What is being asked:
Please find the lines in the entries below that contain the word "nodejs", and copy each one.

Data about app and page elements:
⁂
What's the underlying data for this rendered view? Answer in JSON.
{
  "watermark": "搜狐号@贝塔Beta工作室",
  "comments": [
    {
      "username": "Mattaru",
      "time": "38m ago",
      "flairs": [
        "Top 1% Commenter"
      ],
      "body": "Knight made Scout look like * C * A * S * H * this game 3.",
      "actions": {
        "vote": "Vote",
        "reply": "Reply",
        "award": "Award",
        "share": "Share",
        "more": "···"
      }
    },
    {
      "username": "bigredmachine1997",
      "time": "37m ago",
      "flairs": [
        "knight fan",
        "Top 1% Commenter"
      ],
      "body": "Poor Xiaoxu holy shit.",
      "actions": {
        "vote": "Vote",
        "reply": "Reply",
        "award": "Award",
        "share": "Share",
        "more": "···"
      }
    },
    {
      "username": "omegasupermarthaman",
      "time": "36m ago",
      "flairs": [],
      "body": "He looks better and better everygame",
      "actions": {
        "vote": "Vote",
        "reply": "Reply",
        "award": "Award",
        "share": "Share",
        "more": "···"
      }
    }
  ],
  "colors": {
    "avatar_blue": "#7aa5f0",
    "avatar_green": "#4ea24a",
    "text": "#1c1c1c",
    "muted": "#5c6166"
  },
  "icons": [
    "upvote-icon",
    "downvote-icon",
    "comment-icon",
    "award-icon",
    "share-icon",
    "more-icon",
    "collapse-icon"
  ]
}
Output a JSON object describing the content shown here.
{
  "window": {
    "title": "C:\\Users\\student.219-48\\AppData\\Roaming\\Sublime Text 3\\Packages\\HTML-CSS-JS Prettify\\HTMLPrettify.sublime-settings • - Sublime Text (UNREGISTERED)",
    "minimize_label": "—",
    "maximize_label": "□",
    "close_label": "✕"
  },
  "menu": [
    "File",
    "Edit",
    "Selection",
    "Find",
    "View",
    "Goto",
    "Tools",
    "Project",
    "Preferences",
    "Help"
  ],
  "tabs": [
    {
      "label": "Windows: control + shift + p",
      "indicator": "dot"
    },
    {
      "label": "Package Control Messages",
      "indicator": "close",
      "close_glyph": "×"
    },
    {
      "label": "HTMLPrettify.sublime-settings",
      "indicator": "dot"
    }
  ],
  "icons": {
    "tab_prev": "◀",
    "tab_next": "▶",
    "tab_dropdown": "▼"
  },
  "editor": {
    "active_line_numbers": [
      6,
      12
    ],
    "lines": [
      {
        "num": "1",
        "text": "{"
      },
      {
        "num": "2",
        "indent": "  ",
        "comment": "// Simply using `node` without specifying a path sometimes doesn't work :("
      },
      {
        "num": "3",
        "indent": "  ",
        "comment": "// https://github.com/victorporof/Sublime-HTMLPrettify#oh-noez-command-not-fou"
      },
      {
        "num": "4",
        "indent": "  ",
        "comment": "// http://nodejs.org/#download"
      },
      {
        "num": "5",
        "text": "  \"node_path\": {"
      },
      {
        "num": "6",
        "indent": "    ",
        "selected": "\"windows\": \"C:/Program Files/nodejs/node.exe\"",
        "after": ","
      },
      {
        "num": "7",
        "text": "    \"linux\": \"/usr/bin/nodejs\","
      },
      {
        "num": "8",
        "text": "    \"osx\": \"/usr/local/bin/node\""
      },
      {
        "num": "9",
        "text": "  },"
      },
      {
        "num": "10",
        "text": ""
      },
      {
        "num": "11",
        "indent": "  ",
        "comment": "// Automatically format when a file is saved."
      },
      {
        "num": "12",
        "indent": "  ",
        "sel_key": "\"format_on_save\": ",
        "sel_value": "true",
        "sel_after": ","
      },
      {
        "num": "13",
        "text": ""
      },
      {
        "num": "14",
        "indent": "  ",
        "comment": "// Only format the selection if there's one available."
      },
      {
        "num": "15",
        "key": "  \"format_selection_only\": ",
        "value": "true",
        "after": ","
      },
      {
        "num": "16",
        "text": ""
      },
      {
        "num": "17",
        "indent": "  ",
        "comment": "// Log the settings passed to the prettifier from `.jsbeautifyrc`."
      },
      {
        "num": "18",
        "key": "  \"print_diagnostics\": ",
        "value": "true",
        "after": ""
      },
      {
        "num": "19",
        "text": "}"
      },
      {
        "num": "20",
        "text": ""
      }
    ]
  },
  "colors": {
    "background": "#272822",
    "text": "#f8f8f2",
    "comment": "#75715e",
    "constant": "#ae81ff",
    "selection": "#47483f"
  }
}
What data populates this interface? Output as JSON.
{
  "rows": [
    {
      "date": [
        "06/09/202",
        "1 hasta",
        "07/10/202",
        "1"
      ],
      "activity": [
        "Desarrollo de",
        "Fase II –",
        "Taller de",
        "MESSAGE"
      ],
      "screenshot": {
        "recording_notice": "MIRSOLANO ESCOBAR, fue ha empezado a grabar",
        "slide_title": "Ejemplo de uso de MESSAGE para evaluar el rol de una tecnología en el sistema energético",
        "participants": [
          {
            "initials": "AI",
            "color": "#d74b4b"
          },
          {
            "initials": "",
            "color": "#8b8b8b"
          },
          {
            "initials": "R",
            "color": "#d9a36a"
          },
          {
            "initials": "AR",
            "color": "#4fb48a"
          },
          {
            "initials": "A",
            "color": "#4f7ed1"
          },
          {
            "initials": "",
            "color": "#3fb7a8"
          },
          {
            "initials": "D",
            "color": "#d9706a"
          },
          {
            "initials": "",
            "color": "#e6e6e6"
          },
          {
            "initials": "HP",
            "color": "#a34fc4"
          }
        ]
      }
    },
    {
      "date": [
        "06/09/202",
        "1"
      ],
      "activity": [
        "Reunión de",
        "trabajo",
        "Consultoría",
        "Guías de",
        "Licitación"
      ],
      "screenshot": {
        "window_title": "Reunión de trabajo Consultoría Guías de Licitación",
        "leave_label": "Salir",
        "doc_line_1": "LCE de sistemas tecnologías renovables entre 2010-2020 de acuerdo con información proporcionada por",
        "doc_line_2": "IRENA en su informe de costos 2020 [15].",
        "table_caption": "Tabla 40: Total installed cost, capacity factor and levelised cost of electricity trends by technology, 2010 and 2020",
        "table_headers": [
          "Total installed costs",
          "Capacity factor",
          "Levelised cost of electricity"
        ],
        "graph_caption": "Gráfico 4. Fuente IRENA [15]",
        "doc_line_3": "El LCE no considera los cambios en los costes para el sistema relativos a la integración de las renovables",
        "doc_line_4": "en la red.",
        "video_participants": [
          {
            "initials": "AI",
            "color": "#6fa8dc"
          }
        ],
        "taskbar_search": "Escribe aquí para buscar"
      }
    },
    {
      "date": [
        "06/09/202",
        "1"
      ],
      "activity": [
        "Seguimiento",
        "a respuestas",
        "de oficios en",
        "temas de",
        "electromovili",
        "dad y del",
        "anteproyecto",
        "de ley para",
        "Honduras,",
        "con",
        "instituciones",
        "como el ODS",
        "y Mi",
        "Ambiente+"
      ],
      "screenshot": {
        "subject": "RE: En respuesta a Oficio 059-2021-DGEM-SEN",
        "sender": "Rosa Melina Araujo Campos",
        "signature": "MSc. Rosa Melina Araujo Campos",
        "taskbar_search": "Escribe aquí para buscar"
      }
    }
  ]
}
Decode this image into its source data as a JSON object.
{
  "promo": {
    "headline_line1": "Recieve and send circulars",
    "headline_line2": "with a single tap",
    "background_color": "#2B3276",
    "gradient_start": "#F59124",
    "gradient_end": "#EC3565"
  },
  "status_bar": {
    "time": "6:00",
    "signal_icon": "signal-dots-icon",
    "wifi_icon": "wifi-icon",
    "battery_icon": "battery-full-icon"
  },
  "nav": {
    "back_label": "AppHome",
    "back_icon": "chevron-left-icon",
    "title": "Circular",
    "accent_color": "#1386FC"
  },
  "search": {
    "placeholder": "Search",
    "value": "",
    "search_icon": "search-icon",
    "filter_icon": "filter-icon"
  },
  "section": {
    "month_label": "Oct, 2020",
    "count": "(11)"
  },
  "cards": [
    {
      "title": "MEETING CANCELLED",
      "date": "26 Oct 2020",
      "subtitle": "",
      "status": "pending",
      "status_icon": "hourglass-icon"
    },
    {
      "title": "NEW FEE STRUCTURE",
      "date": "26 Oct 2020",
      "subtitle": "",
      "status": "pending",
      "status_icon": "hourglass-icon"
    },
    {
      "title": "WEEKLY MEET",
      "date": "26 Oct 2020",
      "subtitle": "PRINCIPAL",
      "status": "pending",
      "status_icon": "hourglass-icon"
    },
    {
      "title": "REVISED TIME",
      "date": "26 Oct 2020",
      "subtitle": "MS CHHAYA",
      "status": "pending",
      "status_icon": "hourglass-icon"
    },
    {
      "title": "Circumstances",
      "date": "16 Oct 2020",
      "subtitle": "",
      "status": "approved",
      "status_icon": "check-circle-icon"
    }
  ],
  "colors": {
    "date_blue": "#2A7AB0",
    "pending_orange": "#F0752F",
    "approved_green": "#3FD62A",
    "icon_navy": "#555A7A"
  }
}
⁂
Exercise response:
        "comment": "// http://nodejs.org/#download"
        "selected": "\"windows\": \"C:/Program Files/nodejs/node.exe\"",
        "text": "    \"linux\": \"/usr/bin/nodejs\","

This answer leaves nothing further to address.